Best wishes

Simon

 

Ch..Ch..Changes

Over the last few weeks, there seems to have been a welter of articles and events on the changing shape of work and –  as a consequence – how we need to throw our models of change and organisational design out of the window. Whether it’s the robots coming to take our jobs, the gig economy, globalisation or Brexit, everything’s changing and we’re living in scary new world where nothing is certain.

Except perhaps it’s not changing quite as much as we think. For example, recent data suggest that the rate of increase of the use of robots has actually slowed across Europe in the last five years and is at a lower rate in the US. That might speed up again but even now is only at a level of 2.5 robots per 1000 workers.

Similarly, the gig economy – as recognised by a recent CIPD report – still only forms a small percentage of the workforce, most of whom remain in traditional employment relationships. Even if we extend that to all self-employed workers, despite the growth in recent years they still only form around 15% of the working population.

I’ve been hearing about the impact of the VUCA world for at least 5 years now. Looking around, most of the organisations I work with are still structured in a very similar way to the way they were in 2012 – and I suspect they will not look that different in 2022.

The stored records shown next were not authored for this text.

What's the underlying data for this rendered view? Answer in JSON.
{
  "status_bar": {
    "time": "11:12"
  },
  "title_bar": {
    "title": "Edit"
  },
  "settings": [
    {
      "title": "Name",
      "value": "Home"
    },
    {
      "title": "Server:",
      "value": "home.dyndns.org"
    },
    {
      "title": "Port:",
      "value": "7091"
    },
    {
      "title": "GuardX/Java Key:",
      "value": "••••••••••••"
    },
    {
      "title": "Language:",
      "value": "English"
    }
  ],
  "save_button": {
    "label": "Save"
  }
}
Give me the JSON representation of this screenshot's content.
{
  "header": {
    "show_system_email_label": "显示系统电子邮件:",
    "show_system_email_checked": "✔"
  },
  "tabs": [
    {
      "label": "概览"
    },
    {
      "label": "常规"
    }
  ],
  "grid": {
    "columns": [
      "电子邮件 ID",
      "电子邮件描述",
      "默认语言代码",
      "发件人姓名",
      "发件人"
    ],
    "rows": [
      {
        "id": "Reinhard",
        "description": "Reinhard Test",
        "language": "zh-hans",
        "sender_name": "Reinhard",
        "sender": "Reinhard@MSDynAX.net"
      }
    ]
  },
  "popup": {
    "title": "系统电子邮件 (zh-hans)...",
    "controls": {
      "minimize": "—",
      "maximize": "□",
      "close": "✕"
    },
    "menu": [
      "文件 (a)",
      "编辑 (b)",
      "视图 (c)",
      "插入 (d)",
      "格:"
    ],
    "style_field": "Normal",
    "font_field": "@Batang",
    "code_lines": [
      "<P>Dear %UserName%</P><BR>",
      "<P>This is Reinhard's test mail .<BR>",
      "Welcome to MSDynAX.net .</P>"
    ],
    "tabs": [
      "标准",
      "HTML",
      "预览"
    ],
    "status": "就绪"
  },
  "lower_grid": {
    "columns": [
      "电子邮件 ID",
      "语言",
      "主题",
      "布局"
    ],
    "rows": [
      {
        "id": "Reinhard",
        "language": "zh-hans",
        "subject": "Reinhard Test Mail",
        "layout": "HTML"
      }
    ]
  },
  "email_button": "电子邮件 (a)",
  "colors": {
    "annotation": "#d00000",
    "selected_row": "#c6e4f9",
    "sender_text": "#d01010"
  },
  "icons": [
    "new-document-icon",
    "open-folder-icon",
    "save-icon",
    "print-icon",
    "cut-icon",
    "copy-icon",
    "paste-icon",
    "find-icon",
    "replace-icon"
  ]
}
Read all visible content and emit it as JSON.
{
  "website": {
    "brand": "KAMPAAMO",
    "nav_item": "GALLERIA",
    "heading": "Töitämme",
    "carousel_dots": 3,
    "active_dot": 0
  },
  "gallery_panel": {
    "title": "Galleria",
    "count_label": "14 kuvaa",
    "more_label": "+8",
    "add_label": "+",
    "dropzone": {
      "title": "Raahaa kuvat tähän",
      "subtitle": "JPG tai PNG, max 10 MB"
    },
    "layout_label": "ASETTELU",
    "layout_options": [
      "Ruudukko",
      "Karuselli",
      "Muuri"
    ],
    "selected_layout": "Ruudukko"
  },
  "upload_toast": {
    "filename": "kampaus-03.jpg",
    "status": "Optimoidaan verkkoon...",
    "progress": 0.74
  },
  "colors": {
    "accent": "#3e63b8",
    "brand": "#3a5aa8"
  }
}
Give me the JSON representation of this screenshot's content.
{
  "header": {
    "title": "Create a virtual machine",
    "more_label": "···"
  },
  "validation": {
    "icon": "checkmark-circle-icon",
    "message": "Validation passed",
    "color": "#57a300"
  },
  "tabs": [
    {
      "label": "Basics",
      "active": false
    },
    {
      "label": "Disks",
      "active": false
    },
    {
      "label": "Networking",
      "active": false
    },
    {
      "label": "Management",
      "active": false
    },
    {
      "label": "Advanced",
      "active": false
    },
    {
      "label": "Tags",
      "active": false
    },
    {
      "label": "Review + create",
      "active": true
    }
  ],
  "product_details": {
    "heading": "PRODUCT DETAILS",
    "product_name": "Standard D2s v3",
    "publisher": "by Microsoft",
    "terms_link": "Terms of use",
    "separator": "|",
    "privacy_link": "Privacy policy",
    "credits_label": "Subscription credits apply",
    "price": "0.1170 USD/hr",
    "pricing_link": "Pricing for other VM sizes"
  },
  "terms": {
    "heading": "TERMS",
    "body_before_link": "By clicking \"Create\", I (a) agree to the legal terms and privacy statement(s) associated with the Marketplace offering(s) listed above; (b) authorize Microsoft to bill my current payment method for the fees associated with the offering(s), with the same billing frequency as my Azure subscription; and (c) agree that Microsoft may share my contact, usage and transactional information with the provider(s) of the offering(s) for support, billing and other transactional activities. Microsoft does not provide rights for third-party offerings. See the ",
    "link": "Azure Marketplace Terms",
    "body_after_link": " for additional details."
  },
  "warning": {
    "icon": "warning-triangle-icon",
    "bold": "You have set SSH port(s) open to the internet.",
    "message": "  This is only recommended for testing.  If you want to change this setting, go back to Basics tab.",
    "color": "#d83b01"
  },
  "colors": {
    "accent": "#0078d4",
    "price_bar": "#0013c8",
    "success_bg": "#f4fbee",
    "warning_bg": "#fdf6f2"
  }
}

The reason – humans adapt slowly to change. The technology to create driverless cars may exist, but until they are socially accepted they won’t take off. And that won’t be until numerous ethical and political issues are resolved. How many people talk to Siri/Cortana/Alexa currently? A growing number, but still only a tiny minority. Many humans find the idea of conversing with an inanimate machine a difficult concept. It will come no doubt, but over a longer timescale than the proponents suggest.

So while we should review our models and theories of change (particularly dumping the outdated Lewin model in the dustbin of history) we should remember that change will be controlled by the speed that humans want it to – not simply by the fact that we have the ability to do something.